Many Europeans don't realise just how lucky they are to have such a vast spread of international cuisine right on their doorstep. From Finland in the north to Greece in the South, flavours vary greatly, and no country's cuisine replicates another's entirely.
Read on for just some of the highlights of Europe's delicious food map.
Historic Austria with its darling capital city of Vienna is particularly well known for two dishes: the Wiener Shnitzel and the Apfelstrudel. The schnitzel is traditionally made with veal, and is coated in the finest breadcrumbs. Apfelstrudel is fruit pastry perfection with subtle undertones of cinnamon.
These delicacies are best enjoyed in traditional cafes and patisseries in the residential areas of Austria's biggest cities, or in local eateries in smaller towns and villages. Avoid overpriced tourist traps near to the biggest visitor attractions.

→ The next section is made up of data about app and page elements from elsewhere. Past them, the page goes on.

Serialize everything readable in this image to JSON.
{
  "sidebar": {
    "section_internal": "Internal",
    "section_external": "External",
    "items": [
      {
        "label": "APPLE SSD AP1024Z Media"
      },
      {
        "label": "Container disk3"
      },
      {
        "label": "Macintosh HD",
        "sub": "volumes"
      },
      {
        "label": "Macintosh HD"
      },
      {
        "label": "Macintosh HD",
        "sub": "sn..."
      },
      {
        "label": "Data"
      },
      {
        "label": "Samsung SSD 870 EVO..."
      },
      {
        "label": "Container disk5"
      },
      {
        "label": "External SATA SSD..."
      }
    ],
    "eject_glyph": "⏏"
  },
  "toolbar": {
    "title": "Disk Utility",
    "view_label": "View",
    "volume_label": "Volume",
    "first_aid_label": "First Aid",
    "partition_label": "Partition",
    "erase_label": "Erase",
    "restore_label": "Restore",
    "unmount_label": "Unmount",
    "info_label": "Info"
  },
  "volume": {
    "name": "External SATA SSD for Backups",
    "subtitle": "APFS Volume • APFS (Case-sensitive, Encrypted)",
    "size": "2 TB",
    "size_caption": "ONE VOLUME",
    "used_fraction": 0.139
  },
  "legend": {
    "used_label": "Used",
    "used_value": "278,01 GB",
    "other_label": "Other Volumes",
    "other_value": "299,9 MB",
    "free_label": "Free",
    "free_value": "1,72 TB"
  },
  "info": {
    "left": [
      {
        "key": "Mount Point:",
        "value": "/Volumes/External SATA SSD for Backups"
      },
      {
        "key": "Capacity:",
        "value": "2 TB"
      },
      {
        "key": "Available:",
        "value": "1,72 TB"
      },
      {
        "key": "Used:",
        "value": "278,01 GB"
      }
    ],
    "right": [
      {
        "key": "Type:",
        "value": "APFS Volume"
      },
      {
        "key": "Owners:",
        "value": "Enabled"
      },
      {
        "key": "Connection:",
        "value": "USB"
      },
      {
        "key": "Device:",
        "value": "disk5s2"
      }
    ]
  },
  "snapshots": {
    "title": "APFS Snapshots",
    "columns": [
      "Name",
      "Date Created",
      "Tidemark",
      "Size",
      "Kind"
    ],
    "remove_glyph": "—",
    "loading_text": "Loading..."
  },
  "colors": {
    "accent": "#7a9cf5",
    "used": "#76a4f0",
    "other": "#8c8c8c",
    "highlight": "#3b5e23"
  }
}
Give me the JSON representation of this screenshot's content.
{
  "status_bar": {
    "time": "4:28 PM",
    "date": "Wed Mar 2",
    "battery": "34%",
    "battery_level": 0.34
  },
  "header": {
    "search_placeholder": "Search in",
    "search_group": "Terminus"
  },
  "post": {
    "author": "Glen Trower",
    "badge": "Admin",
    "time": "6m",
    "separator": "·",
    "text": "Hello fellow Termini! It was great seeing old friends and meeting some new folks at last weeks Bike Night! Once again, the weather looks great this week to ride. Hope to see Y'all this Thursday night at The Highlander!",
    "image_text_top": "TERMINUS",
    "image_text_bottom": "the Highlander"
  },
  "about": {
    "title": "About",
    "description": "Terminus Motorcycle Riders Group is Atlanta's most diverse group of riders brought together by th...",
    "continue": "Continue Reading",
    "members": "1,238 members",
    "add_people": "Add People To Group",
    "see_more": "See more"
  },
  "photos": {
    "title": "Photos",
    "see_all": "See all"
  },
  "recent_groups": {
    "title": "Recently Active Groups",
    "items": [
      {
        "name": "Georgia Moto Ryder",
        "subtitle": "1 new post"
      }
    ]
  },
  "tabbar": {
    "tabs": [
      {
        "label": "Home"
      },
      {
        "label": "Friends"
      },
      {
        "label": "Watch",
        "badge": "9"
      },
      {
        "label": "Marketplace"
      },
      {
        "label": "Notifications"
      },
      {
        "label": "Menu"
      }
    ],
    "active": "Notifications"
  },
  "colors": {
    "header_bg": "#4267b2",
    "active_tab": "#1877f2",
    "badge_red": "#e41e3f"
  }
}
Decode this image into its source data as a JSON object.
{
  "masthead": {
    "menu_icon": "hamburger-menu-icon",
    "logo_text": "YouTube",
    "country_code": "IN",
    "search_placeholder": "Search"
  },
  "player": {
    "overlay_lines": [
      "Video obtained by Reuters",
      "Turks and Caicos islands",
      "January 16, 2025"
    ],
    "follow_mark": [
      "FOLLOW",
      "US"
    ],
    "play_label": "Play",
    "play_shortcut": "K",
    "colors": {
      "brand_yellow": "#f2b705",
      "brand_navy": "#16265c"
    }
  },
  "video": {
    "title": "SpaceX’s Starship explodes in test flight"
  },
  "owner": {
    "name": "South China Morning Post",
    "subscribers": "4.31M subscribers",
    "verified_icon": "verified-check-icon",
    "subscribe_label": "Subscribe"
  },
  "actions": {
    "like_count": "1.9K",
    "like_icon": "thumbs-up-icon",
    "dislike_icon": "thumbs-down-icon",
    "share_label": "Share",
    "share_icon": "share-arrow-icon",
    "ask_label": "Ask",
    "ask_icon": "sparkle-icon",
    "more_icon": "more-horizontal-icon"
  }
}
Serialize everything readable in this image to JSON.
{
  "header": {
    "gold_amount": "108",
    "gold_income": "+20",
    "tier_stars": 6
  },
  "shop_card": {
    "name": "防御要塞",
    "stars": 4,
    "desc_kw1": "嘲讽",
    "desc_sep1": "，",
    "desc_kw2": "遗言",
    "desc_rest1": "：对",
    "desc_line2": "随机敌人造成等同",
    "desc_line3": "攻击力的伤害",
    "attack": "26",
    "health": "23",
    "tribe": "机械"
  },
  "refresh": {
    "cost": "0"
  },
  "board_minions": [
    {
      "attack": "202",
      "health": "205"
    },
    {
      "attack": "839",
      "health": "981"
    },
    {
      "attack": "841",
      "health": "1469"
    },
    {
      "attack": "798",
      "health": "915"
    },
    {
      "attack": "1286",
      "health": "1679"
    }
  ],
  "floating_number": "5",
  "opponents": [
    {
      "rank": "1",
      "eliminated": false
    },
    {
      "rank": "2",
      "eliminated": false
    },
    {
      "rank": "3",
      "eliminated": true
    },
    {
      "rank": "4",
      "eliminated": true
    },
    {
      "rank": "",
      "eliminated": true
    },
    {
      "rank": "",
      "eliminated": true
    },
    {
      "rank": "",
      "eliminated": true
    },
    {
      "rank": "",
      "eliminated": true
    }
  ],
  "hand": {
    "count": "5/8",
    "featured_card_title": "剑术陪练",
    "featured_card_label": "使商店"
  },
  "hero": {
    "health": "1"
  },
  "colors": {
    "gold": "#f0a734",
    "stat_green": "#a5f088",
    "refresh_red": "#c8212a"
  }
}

Ask your hotel receptionist or sales assistants for honest, local advice.
Beautiful Belgium is a paradise for gourmets who love a bit of good old comfort food. City streets are lined with kiosks and cafes selling mouthwatering local delicacies like waffles and fries.
It's not easy to choose what to buy from these cheap eateries. Visitors are faced with difficult decisions such as choosing from an array of sauces from mayonnaise to Thai chilli for your fries, and toppings from chocolate sauce to fresh strawberries and cream for your waffles.
This type of hearty street food won't break the bank, and will fill you up considerably.
Those looking for a little something lighter should savour some of the country's excellent seafood, mussels being the speciality. Again, you'll be faced with the tough decision of choosing a sauce but fries on the side are almost always a given.
Wash it all down with a locally brewed beer. Again, however, you have decisions ahead of you as beers come in flavours from cherry to chocolate to pumpkin.
The Dutch are renowned for their high standards of agriculture. Many of Europe's vegetables are grown in its vast plains, and many livestock reared in its luscious fields.
One of the foods that puts The Netherlands firmly on Europe's best foods map is the country's cheese. Local cheese markets are such a sight to see! Visit the few remaining commercial ones at Woerden and Gouda, or the more touristy ones of Alkmaar, Edam, and Hoorn where cheese trade is re-enacted every summer to please the crowds.
Gouda, Edam, and Maasdamer are arguably the best known cheese varieties, but visitors should also try less conventional types such as Boerenkaas (an unpasteurised cheese), smoked cheese, pesto cheese, and Leidse cheese (cumin cheese).
For a heavier evening meal, try stamppot that is a traditional meal of mashed potato mixed with other vegetables, meat or fish.
After all that eating, everyone deserves a good night's sleep. Book yourself a stay at <a href="http://doubletree3.hilton.com/en/hotels/netherlands/doubletree-by-hilton-hotel-amsterdam-centraal-station-AMSCSDI/index.html">hotel in Amsterdam</a> city centre, Antwerp, Innsbruck or wherever you end up. Enjoy your culinary journey, and don't just stop there. Europe is home to so many more gourmet destinations.